Data extracts: Begin

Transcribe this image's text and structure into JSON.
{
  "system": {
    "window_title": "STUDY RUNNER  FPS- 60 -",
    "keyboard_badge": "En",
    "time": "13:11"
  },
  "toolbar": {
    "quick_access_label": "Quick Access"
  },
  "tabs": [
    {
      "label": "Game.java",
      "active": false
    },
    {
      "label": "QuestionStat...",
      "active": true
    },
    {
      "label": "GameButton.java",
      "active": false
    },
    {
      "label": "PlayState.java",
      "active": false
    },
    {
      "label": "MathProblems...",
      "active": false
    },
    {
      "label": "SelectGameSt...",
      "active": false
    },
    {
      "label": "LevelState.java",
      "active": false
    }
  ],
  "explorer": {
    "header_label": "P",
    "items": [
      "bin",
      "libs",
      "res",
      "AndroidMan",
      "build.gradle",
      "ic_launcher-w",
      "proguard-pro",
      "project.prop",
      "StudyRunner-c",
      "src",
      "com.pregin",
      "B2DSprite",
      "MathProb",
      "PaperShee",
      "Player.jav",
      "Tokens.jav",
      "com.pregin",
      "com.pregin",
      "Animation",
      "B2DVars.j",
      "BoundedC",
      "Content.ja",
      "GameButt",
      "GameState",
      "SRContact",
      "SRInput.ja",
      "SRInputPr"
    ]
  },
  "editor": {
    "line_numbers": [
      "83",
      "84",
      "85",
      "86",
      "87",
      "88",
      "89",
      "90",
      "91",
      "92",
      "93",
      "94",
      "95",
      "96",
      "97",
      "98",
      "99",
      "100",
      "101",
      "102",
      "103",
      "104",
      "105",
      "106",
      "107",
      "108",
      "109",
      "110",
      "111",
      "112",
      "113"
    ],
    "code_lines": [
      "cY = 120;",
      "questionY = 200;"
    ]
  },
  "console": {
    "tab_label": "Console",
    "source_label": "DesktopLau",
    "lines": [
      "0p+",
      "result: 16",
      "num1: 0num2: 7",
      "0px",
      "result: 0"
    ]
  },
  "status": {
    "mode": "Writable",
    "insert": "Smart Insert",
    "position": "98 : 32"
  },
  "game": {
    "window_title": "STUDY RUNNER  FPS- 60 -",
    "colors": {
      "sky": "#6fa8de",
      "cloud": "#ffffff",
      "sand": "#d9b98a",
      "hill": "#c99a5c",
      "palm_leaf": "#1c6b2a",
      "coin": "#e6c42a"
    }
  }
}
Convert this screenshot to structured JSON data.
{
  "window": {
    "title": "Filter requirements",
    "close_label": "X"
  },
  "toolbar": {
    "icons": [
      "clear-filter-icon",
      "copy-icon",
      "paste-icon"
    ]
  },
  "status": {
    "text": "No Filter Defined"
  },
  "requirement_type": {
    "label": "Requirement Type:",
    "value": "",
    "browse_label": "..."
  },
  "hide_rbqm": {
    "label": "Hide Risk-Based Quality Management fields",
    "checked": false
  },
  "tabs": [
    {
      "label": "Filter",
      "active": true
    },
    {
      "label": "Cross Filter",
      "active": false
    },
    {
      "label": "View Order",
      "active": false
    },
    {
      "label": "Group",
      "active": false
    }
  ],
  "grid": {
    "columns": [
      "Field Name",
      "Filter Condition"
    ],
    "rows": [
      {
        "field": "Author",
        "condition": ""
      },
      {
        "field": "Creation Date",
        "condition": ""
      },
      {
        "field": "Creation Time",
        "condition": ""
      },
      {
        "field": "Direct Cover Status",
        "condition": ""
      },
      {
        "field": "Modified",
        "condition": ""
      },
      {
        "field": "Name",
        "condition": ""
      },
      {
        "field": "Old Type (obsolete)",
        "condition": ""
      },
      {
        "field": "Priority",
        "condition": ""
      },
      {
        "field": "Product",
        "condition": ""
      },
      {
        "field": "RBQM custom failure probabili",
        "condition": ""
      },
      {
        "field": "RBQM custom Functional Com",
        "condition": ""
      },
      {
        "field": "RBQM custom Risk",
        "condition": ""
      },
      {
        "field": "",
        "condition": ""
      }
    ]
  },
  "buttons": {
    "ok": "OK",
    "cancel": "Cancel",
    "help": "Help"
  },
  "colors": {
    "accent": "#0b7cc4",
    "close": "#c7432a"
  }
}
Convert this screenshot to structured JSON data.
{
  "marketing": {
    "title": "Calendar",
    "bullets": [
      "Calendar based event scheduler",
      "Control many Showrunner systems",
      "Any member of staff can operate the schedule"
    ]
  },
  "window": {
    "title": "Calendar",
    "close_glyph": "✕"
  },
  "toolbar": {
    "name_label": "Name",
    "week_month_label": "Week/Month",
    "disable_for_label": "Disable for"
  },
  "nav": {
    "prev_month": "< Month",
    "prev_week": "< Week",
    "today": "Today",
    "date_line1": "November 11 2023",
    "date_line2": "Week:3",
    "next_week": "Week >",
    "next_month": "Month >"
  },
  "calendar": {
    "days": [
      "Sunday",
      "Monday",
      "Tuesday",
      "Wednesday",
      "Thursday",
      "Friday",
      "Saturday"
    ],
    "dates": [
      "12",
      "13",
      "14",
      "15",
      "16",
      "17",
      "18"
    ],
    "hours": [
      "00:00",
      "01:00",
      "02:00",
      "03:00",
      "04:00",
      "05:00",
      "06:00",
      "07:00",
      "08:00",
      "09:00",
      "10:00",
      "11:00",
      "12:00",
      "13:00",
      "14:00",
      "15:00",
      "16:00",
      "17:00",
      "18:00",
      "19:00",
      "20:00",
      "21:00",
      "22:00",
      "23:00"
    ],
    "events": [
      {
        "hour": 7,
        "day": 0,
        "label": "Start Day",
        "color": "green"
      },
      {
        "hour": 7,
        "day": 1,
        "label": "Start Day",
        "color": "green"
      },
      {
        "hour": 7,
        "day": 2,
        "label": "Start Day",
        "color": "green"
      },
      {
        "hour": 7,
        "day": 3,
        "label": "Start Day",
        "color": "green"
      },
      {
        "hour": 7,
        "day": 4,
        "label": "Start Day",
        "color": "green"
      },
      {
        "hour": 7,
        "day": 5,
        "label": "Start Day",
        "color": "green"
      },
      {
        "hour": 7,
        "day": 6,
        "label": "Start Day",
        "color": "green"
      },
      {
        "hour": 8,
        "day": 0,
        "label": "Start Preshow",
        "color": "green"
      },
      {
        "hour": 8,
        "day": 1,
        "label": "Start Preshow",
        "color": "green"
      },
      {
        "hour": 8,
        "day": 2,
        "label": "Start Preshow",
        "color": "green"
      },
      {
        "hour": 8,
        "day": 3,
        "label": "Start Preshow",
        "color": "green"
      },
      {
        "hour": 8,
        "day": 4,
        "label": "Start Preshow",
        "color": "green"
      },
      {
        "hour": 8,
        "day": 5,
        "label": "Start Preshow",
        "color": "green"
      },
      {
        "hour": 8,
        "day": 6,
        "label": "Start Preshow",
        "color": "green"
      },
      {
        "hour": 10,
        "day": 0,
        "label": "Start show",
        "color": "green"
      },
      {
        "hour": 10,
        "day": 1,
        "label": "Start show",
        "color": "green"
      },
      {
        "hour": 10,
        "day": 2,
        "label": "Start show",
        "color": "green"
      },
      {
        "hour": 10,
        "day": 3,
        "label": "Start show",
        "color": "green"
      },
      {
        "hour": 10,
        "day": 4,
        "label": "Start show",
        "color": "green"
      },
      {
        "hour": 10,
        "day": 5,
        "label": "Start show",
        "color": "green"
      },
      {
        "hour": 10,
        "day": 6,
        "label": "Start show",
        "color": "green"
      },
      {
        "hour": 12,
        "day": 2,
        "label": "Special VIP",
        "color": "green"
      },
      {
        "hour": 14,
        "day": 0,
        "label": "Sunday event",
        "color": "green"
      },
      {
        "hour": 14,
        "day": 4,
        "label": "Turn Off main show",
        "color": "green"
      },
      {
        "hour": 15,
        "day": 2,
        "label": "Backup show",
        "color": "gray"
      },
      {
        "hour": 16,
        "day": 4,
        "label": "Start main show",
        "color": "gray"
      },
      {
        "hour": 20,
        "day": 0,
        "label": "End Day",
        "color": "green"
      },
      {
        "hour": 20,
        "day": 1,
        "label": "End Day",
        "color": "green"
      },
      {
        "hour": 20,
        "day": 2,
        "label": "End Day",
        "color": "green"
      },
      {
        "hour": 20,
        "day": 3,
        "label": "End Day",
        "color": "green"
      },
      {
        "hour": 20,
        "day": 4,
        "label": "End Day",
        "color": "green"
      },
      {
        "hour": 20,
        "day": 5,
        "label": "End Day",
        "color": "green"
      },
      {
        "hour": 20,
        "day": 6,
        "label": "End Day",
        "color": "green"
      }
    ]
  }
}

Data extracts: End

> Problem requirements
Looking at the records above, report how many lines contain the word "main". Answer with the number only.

> Task output
2